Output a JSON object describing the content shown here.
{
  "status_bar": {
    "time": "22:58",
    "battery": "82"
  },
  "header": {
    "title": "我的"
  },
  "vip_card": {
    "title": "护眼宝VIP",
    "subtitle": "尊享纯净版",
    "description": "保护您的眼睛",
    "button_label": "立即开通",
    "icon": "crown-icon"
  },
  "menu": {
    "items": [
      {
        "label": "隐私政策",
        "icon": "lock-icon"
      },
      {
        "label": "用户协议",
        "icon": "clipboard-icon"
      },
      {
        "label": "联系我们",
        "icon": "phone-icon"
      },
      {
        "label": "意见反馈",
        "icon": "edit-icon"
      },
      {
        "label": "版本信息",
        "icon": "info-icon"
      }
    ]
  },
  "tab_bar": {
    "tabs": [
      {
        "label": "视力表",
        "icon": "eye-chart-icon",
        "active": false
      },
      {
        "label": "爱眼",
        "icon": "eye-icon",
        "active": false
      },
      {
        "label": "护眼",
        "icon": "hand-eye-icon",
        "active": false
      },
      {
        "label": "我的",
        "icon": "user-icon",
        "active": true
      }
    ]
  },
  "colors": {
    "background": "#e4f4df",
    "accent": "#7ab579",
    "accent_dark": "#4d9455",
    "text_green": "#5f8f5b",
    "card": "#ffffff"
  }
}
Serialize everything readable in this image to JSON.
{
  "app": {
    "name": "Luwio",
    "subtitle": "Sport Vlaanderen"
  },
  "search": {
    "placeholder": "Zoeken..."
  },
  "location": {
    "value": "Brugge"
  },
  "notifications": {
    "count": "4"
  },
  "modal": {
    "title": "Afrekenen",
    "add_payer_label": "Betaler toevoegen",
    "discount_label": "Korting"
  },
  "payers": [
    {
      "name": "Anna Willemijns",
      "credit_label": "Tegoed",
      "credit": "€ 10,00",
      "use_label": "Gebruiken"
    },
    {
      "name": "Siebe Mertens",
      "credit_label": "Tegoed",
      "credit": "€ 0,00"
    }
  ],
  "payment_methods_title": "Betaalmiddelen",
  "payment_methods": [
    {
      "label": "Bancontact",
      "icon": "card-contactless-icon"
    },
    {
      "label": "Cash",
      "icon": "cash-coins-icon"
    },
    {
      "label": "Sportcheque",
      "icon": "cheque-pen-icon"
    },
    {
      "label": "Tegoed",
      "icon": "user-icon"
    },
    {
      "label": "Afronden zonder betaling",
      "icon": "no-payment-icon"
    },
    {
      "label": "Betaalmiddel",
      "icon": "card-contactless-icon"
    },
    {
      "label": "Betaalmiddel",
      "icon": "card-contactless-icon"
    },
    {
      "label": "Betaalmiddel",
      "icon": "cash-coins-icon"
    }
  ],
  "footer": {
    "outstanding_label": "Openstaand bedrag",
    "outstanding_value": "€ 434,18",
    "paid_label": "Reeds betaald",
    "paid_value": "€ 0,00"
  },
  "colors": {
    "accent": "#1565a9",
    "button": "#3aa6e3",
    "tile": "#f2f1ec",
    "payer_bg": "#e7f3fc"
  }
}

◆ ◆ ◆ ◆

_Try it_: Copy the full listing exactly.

_Solution_:
Output a JSON object describing the content shown here.
{
  "status_bar": {
    "time": "22:58",
    "battery": "82"
  },
  "header": {
    "title": "我的"
  },
  "vip_card": {
    "title": "护眼宝VIP",
    "subtitle": "尊享纯净版",
    "description": "保护您的眼睛",
    "button_label": "立即开通",
    "icon": "crown-icon"
  },
  "menu": {
    "items": [
      {
        "label": "隐私政策",
        "icon": "lock-icon"
      },
      {
        "label": "用户协议",
        "icon": "clipboard-icon"
      },
      {
        "label": "联系我们",
        "icon": "phone-icon"
      },
      {
        "label": "意见反馈",
        "icon": "edit-icon"
      },
      {
        "label": "版本信息",
        "icon": "info-icon"
      }
    ]
  },
  "tab_bar": {
    "tabs": [
      {
        "label": "视力表",
        "icon": "eye-chart-icon",
        "active": false
      },
      {
        "label": "爱眼",
        "icon": "eye-icon",
        "active": false
      },
      {
        "label": "护眼",
        "icon": "hand-eye-icon",
        "active": false
      },
      {
        "label": "我的",
        "icon": "user-icon",
        "active": true
      }
    ]
  },
  "colors": {
    "background": "#e4f4df",
    "accent": "#7ab579",
    "accent_dark": "#4d9455",
    "text_green": "#5f8f5b",
    "card": "#ffffff"
  }
}
Serialize everything readable in this image to JSON.
{
  "app": {
    "name": "Luwio",
    "subtitle": "Sport Vlaanderen"
  },
  "search": {
    "placeholder": "Zoeken..."
  },
  "location": {
    "value": "Brugge"
  },
  "notifications": {
    "count": "4"
  },
  "modal": {
    "title": "Afrekenen",
    "add_payer_label": "Betaler toevoegen",
    "discount_label": "Korting"
  },
  "payers": [
    {
      "name": "Anna Willemijns",
      "credit_label": "Tegoed",
      "credit": "€ 10,00",
      "use_label": "Gebruiken"
    },
    {
      "name": "Siebe Mertens",
      "credit_label": "Tegoed",
      "credit": "€ 0,00"
    }
  ],
  "payment_methods_title": "Betaalmiddelen",
  "payment_methods": [
    {
      "label": "Bancontact",
      "icon": "card-contactless-icon"
    },
    {
      "label": "Cash",
      "icon": "cash-coins-icon"
    },
    {
      "label": "Sportcheque",
      "icon": "cheque-pen-icon"
    },
    {
      "label": "Tegoed",
      "icon": "user-icon"
    },
    {
      "label": "Afronden zonder betaling",
      "icon": "no-payment-icon"
    },
    {
      "label": "Betaalmiddel",
      "icon": "card-contactless-icon"
    },
    {
      "label": "Betaalmiddel",
      "icon": "card-contactless-icon"
    },
    {
      "label": "Betaalmiddel",
      "icon": "cash-coins-icon"
    }
  ],
  "footer": {
    "outstanding_label": "Openstaand bedrag",
    "outstanding_value": "€ 434,18",
    "paid_label": "Reeds betaald",
    "paid_value": "€ 0,00"
  },
  "colors": {
    "accent": "#1565a9",
    "button": "#3aa6e3",
    "tile": "#f2f1ec",
    "payer_bg": "#e7f3fc"
  }
}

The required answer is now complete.